Work task: The records appear below. Repeat them exactly.

Source data:
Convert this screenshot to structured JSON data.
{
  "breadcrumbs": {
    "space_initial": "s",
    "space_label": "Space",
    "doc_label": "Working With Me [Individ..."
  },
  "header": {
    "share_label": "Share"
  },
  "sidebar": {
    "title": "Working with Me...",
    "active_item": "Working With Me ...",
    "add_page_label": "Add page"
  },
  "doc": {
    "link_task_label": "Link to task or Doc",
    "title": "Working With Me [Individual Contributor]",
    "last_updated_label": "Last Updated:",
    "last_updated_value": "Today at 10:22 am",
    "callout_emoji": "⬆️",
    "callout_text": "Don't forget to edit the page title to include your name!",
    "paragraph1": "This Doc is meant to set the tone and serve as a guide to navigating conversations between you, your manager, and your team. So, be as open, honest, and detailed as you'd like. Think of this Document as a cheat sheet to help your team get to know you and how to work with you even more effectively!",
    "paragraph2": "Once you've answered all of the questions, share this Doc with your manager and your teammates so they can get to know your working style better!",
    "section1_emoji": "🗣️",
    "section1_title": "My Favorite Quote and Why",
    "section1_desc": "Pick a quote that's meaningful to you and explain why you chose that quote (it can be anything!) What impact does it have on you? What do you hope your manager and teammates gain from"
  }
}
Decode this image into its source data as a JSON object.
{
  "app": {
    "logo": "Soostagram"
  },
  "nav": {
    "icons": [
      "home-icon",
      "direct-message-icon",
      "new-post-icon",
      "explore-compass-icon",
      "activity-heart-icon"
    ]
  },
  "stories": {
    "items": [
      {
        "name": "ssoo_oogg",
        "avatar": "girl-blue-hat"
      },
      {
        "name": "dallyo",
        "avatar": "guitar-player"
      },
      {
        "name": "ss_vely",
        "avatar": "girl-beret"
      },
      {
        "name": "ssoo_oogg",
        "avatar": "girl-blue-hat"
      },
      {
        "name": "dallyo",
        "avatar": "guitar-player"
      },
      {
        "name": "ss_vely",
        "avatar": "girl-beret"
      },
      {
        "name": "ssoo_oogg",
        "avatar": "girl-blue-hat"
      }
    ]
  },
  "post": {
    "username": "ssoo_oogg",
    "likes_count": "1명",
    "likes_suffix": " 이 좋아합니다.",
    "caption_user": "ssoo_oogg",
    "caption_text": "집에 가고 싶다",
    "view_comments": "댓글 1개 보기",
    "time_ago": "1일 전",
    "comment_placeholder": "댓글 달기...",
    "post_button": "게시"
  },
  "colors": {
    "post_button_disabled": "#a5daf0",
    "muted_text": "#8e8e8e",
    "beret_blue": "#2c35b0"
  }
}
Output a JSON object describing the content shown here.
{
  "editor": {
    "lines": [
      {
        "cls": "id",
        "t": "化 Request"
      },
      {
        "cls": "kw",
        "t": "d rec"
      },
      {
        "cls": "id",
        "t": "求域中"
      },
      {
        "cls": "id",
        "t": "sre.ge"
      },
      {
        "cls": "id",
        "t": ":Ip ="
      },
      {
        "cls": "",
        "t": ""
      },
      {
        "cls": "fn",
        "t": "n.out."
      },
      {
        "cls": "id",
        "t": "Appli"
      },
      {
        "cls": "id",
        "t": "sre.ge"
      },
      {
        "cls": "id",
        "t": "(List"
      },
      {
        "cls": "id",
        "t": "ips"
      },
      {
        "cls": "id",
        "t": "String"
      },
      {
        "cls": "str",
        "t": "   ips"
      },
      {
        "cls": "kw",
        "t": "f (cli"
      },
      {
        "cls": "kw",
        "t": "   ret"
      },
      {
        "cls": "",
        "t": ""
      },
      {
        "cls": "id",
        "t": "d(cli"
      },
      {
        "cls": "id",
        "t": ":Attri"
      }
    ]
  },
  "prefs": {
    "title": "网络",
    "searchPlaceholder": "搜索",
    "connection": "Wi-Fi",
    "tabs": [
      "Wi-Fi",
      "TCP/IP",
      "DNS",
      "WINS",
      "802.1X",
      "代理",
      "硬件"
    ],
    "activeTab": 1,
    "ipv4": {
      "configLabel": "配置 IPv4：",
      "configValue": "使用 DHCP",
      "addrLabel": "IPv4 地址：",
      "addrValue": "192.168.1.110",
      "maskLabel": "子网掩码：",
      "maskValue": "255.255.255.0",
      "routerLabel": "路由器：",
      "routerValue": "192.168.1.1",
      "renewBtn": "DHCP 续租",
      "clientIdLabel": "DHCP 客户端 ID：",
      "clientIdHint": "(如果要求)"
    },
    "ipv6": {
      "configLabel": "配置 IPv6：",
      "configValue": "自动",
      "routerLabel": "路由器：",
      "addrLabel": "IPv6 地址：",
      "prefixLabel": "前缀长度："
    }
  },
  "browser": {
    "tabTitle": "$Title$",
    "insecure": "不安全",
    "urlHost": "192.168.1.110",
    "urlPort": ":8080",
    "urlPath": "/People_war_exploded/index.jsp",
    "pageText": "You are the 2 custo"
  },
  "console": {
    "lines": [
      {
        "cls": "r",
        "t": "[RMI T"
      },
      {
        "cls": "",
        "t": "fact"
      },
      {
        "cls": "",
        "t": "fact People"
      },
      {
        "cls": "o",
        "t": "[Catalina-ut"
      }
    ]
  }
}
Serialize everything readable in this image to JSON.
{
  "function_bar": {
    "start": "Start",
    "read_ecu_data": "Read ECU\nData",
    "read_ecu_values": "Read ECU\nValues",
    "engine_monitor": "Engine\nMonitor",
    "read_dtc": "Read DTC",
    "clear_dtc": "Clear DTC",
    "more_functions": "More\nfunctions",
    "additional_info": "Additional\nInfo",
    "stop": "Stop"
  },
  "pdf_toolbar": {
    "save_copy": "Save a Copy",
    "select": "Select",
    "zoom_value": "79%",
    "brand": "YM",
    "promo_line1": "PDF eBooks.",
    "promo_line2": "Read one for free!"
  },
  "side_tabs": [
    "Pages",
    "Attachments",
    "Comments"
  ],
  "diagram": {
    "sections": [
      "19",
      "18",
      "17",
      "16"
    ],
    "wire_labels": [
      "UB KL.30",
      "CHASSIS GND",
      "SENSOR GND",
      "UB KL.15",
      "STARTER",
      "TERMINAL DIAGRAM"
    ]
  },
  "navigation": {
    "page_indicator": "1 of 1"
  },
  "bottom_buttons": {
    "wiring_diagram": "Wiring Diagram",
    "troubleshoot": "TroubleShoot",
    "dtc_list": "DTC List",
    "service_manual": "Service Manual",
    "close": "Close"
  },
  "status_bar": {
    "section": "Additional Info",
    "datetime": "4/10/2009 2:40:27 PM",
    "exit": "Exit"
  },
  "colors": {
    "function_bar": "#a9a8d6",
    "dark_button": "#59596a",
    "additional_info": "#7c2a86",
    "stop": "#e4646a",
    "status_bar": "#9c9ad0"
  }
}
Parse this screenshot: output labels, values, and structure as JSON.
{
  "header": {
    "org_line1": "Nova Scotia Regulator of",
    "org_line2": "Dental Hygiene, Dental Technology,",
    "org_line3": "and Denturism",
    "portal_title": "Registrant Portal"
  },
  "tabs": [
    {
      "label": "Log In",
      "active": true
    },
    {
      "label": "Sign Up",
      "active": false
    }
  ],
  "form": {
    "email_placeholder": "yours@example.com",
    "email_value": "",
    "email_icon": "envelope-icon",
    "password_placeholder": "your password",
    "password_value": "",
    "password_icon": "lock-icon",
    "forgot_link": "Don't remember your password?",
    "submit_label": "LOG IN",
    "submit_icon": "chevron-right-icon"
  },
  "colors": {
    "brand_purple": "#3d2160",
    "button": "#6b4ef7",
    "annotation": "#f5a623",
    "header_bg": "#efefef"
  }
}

Answer box:
Convert this screenshot to structured JSON data.
{
  "breadcrumbs": {
    "space_initial": "s",
    "space_label": "Space",
    "doc_label": "Working With Me [Individ..."
  },
  "header": {
    "share_label": "Share"
  },
  "sidebar": {
    "title": "Working with Me...",
    "active_item": "Working With Me ...",
    "add_page_label": "Add page"
  },
  "doc": {
    "link_task_label": "Link to task or Doc",
    "title": "Working With Me [Individual Contributor]",
    "last_updated_label": "Last Updated:",
    "last_updated_value": "Today at 10:22 am",
    "callout_emoji": "⬆️",
    "callout_text": "Don't forget to edit the page title to include your name!",
    "paragraph1": "This Doc is meant to set the tone and serve as a guide to navigating conversations between you, your manager, and your team. So, be as open, honest, and detailed as you'd like. Think of this Document as a cheat sheet to help your team get to know you and how to work with you even more effectively!",
    "paragraph2": "Once you've answered all of the questions, share this Doc with your manager and your teammates so they can get to know your working style better!",
    "section1_emoji": "🗣️",
    "section1_title": "My Favorite Quote and Why",
    "section1_desc": "Pick a quote that's meaningful to you and explain why you chose that quote (it can be anything!) What impact does it have on you? What do you hope your manager and teammates gain from"
  }
}
Decode this image into its source data as a JSON object.
{
  "app": {
    "logo": "Soostagram"
  },
  "nav": {
    "icons": [
      "home-icon",
      "direct-message-icon",
      "new-post-icon",
      "explore-compass-icon",
      "activity-heart-icon"
    ]
  },
  "stories": {
    "items": [
      {
        "name": "ssoo_oogg",
        "avatar": "girl-blue-hat"
      },
      {
        "name": "dallyo",
        "avatar": "guitar-player"
      },
      {
        "name": "ss_vely",
        "avatar": "girl-beret"
      },
      {
        "name": "ssoo_oogg",
        "avatar": "girl-blue-hat"
      },
      {
        "name": "dallyo",
        "avatar": "guitar-player"
      },
      {
        "name": "ss_vely",
        "avatar": "girl-beret"
      },
      {
        "name": "ssoo_oogg",
        "avatar": "girl-blue-hat"
      }
    ]
  },
  "post": {
    "username": "ssoo_oogg",
    "likes_count": "1명",
    "likes_suffix": " 이 좋아합니다.",
    "caption_user": "ssoo_oogg",
    "caption_text": "집에 가고 싶다",
    "view_comments": "댓글 1개 보기",
    "time_ago": "1일 전",
    "comment_placeholder": "댓글 달기...",
    "post_button": "게시"
  },
  "colors": {
    "post_button_disabled": "#a5daf0",
    "muted_text": "#8e8e8e",
    "beret_blue": "#2c35b0"
  }
}
Output a JSON object describing the content shown here.
{
  "editor": {
    "lines": [
      {
        "cls": "id",
        "t": "化 Request"
      },
      {
        "cls": "kw",
        "t": "d rec"
      },
      {
        "cls": "id",
        "t": "求域中"
      },
      {
        "cls": "id",
        "t": "sre.ge"
      },
      {
        "cls": "id",
        "t": ":Ip ="
      },
      {
        "cls": "",
        "t": ""
      },
      {
        "cls": "fn",
        "t": "n.out."
      },
      {
        "cls": "id",
        "t": "Appli"
      },
      {
        "cls": "id",
        "t": "sre.ge"
      },
      {
        "cls": "id",
        "t": "(List"
      },
      {
        "cls": "id",
        "t": "ips"
      },
      {
        "cls": "id",
        "t": "String"
      },
      {
        "cls": "str",
        "t": "   ips"
      },
      {
        "cls": "kw",
        "t": "f (cli"
      },
      {
        "cls": "kw",
        "t": "   ret"
      },
      {
        "cls": "",
        "t": ""
      },
      {
        "cls": "id",
        "t": "d(cli"
      },
      {
        "cls": "id",
        "t": ":Attri"
      }
    ]
  },
  "prefs": {
    "title": "网络",
    "searchPlaceholder": "搜索",
    "connection": "Wi-Fi",
    "tabs": [
      "Wi-Fi",
      "TCP/IP",
      "DNS",
      "WINS",
      "802.1X",
      "代理",
      "硬件"
    ],
    "activeTab": 1,
    "ipv4": {
      "configLabel": "配置 IPv4：",
      "configValue": "使用 DHCP",
      "addrLabel": "IPv4 地址：",
      "addrValue": "192.168.1.110",
      "maskLabel": "子网掩码：",
      "maskValue": "255.255.255.0",
      "routerLabel": "路由器：",
      "routerValue": "192.168.1.1",
      "renewBtn": "DHCP 续租",
      "clientIdLabel": "DHCP 客户端 ID：",
      "clientIdHint": "(如果要求)"
    },
    "ipv6": {
      "configLabel": "配置 IPv6：",
      "configValue": "自动",
      "routerLabel": "路由器：",
      "addrLabel": "IPv6 地址：",
      "prefixLabel": "前缀长度："
    }
  },
  "browser": {
    "tabTitle": "$Title$",
    "insecure": "不安全",
    "urlHost": "192.168.1.110",
    "urlPort": ":8080",
    "urlPath": "/People_war_exploded/index.jsp",
    "pageText": "You are the 2 custo"
  },
  "console": {
    "lines": [
      {
        "cls": "r",
        "t": "[RMI T"
      },
      {
        "cls": "",
        "t": "fact"
      },
      {
        "cls": "",
        "t": "fact People"
      },
      {
        "cls": "o",
        "t": "[Catalina-ut"
      }
    ]
  }
}
Serialize everything readable in this image to JSON.
{
  "function_bar": {
    "start": "Start",
    "read_ecu_data": "Read ECU\nData",
    "read_ecu_values": "Read ECU\nValues",
    "engine_monitor": "Engine\nMonitor",
    "read_dtc": "Read DTC",
    "clear_dtc": "Clear DTC",
    "more_functions": "More\nfunctions",
    "additional_info": "Additional\nInfo",
    "stop": "Stop"
  },
  "pdf_toolbar": {
    "save_copy": "Save a Copy",
    "select": "Select",
    "zoom_value": "79%",
    "brand": "YM",
    "promo_line1": "PDF eBooks.",
    "promo_line2": "Read one for free!"
  },
  "side_tabs": [
    "Pages",
    "Attachments",
    "Comments"
  ],
  "diagram": {
    "sections": [
      "19",
      "18",
      "17",
      "16"
    ],
    "wire_labels": [
      "UB KL.30",
      "CHASSIS GND",
      "SENSOR GND",
      "UB KL.15",
      "STARTER",
      "TERMINAL DIAGRAM"
    ]
  },
  "navigation": {
    "page_indicator": "1 of 1"
  },
  "bottom_buttons": {
    "wiring_diagram": "Wiring Diagram",
    "troubleshoot": "TroubleShoot",
    "dtc_list": "DTC List",
    "service_manual": "Service Manual",
    "close": "Close"
  },
  "status_bar": {
    "section": "Additional Info",
    "datetime": "4/10/2009 2:40:27 PM",
    "exit": "Exit"
  },
  "colors": {
    "function_bar": "#a9a8d6",
    "dark_button": "#59596a",
    "additional_info": "#7c2a86",
    "stop": "#e4646a",
    "status_bar": "#9c9ad0"
  }
}
Parse this screenshot: output labels, values, and structure as JSON.
{
  "header": {
    "org_line1": "Nova Scotia Regulator of",
    "org_line2": "Dental Hygiene, Dental Technology,",
    "org_line3": "and Denturism",
    "portal_title": "Registrant Portal"
  },
  "tabs": [
    {
      "label": "Log In",
      "active": true
    },
    {
      "label": "Sign Up",
      "active": false
    }
  ],
  "form": {
    "email_placeholder": "yours@example.com",
    "email_value": "",
    "email_icon": "envelope-icon",
    "password_placeholder": "your password",
    "password_value": "",
    "password_icon": "lock-icon",
    "forgot_link": "Don't remember your password?",
    "submit_label": "LOG IN",
    "submit_icon": "chevron-right-icon"
  },
  "colors": {
    "brand_purple": "#3d2160",
    "button": "#6b4ef7",
    "annotation": "#f5a623",
    "header_bg": "#efefef"
  }
}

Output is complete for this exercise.